TASK ITEM — In the records that follow, find each line with the word "icon" and copy it.

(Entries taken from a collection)

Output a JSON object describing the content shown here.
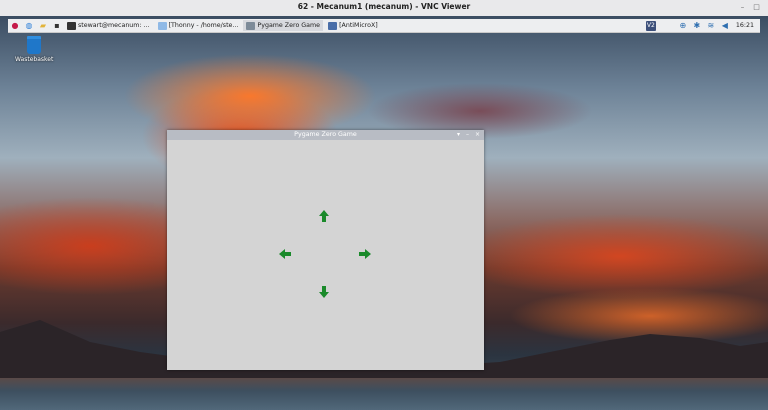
{
  "vnc": {
    "title": "62 - Mecanum1 (mecanum) - VNC Viewer"
  },
  "taskbar": {
    "tasks": [
      {
        "label": "stewart@mecanum: ...",
        "icon": "terminal-icon"
      },
      {
        "label": "[Thonny - /home/ste...",
        "icon": "thonny-icon"
      },
      {
        "label": "Pygame Zero Game",
        "icon": "pygame-icon"
      },
      {
        "label": "[AntiMicroX]",
        "icon": "gamepad-icon"
      }
    ],
    "clock": "16:21",
    "tray_badge": "V2"
  },
  "desktop": {
    "wastebasket_label": "Wastebasket"
  },
  "pygame_window": {
    "title": "Pygame Zero Game",
    "arrows": [
      "up",
      "left",
      "right",
      "down"
    ],
    "arrow_color": "#1a8a2a"
  }
}
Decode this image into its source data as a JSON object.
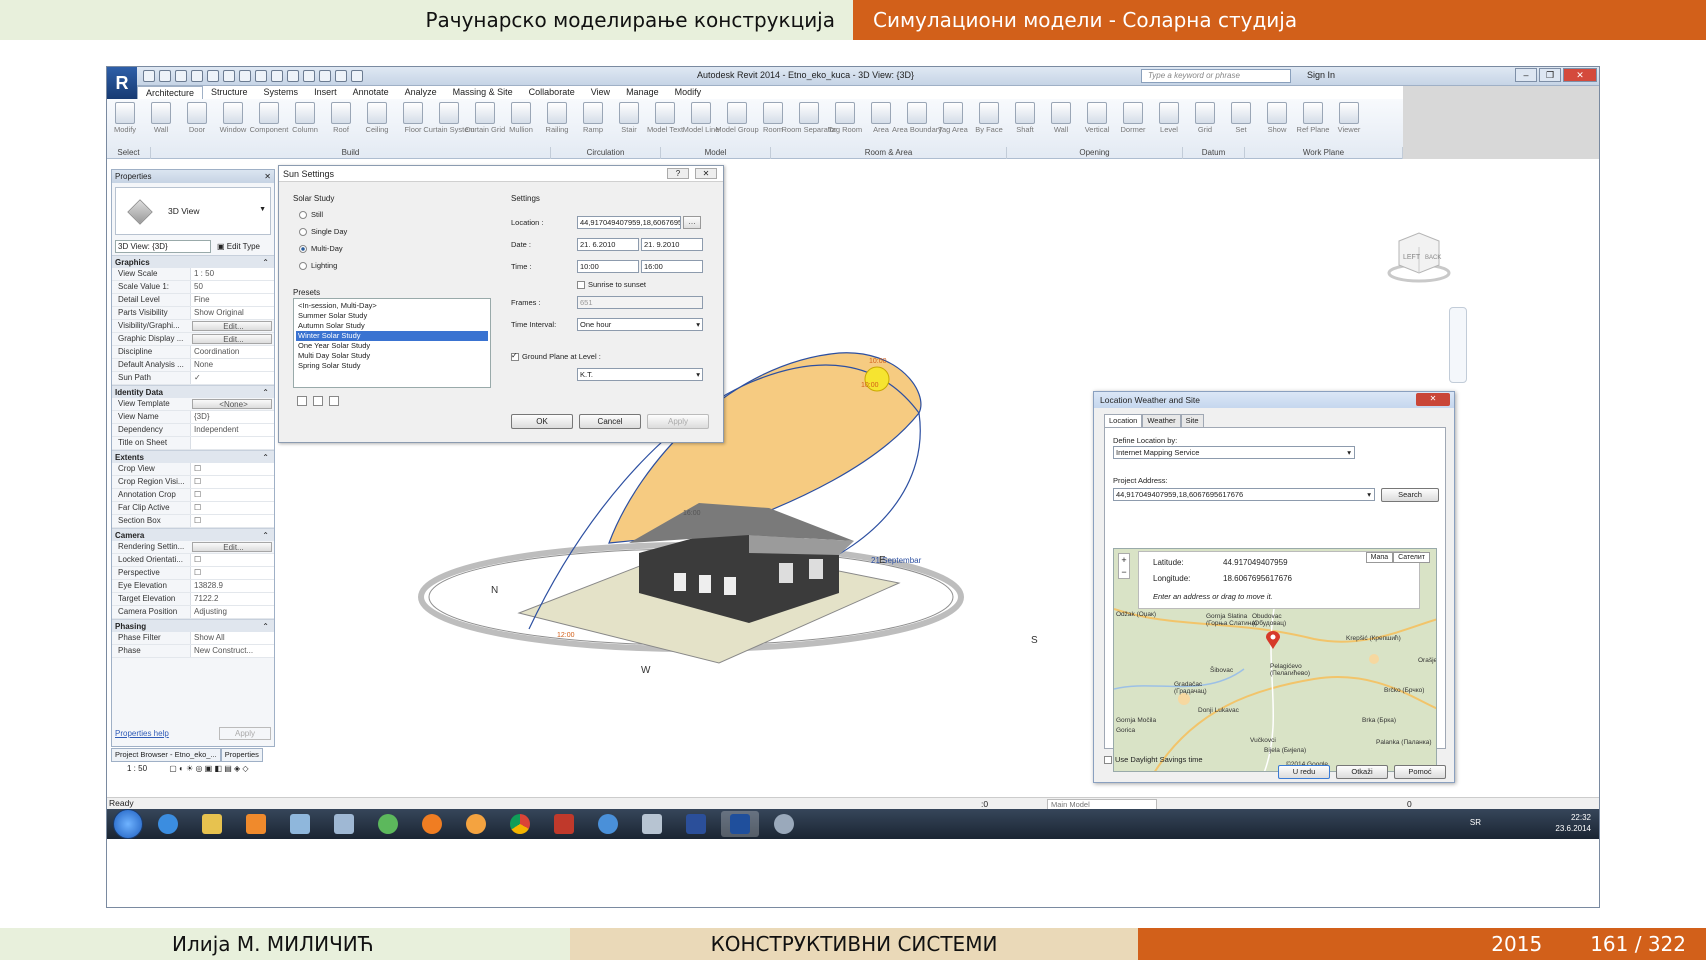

TASK RESPONSE —
        "icon": "terminal-icon"
        "icon": "thonny-icon"
        "icon": "pygame-icon"
        "icon": "gamepad-icon"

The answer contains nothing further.